The database is complete for the years 1893-1993 and is abbreviated for films released after 1993. It covers all Hollywood films and independent works that made theatrical release. My own single entry is here.
In the earliest era of filmmaking women held many more roles and wielded much more power in the creation of films and their story lines. Anita Loos’ autobiography, A GIRL LIKE I, talks about her being the very first scriptwriter ever hired. These were the days when the industry was nascent and it was still growing into the powerful force it is today. This initiative will bring out those numbers identifying the roles women did have, and compare them to ensuing decades. I am going to make an educated guess – the worst decades for all women’s work in film were the 1950s, 1960s and 1970s.
The project, known as the “Women They Talk About” initiative, is based on a male directed film by Lloyd Bacon, an early talkie, now lost. The team within the AFI Catalog of Feature Films will be delving into the extensive database for credits of women. The manager of the Catalog, Sarah Blankfort Clothier has declared, “This essential project will bring forgotten female film pioneers into the cultural vernacular, and secure their contributions in the canon of American cinema.”
As in so many fields, the re-writing of the canon is critical. Think of the U.S. space program as revealed by HIDDEN FIGURES. Shedding light on the real numbers and actions of women is vital. The newly released film directed by Pamela Green, BE NATURAL, about the true inventor of narrative cinema, Alice Guy-Blachė, is screening across the US now. In a truly remarkable, breakthrough video book, see how academic Alexandra Hildago in Cámara Retórica shows and discusses Blachė, especially in “Chapter Two: The Principles of Feminist Filmmaking” (view the opening minute and a half but stay to watch the whole 28 minutes.)

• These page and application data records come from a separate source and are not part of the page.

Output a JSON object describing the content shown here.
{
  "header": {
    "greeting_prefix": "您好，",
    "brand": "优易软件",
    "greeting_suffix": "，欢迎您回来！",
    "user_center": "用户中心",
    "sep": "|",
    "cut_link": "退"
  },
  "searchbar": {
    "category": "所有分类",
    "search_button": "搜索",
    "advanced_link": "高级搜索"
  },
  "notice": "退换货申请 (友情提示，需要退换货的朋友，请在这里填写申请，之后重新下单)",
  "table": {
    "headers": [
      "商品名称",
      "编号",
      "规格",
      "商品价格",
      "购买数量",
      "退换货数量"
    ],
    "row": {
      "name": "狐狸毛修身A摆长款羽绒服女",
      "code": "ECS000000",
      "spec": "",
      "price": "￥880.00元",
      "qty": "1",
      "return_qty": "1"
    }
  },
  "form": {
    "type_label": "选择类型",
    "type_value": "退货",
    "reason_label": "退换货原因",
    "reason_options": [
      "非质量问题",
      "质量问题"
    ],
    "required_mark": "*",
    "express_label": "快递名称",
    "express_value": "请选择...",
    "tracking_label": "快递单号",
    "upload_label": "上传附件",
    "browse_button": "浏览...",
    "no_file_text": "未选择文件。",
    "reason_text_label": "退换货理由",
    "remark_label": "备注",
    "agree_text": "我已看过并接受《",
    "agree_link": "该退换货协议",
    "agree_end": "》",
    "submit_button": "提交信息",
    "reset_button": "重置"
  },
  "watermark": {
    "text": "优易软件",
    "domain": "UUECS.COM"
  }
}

Hopefully the “Women They Talk About” study will have the necessary impact like the analysis that Linda Nochlin presented in her 1970 essay “Why Have There been No Great Women Artists” about the visual arts, where she revealed that women exhibited at the Salons in the 1880s in far greater numbers than they were showing in museums in the 1970s, and, in some cases, even today. Sadly, progress for women in very slow, too slow. A 2018 survey of 18 major museums unveiled that only 13% of their permanent collections are of women’s works. Only 15% of the collections are created by people of color. Do these institutions get federal dollars? Maybe they are not in compliance with Title IX?
The American Film Insitute has a long history of supporting women filmmakers. In 1974 they initiated The Directing Workshop for Women. I watched it evolve, because two years earlier at Women Make Movies, in 1972 we had started a film teaching workshop for women in the Chelsea neighborhood of Manhattan. The AFI program for many years underscored that women directors were less than 10% of the active filmmakers in Hollywood. The unfortunate reality is that is still true now 45 years later. Despite some 300 women that have gone through the program whose personal careers have benefited, it has made no dent in the culture of studio decisions of who directs. As one who has worked to broaden this picture now fifty years, I see affecting public policy as the key and critical step to make lasting change.
The AFI began in 1965 as a Presidential mandate under Lyndon Johnson to establish film as essential to American identity. Today its mission is to preserve the heritage of the motion picture, to honor the artists and their work and to educate the next generation of storytellers. The “Women They Talk About” project is still seeking funds to augment the NEH grant.
We will have to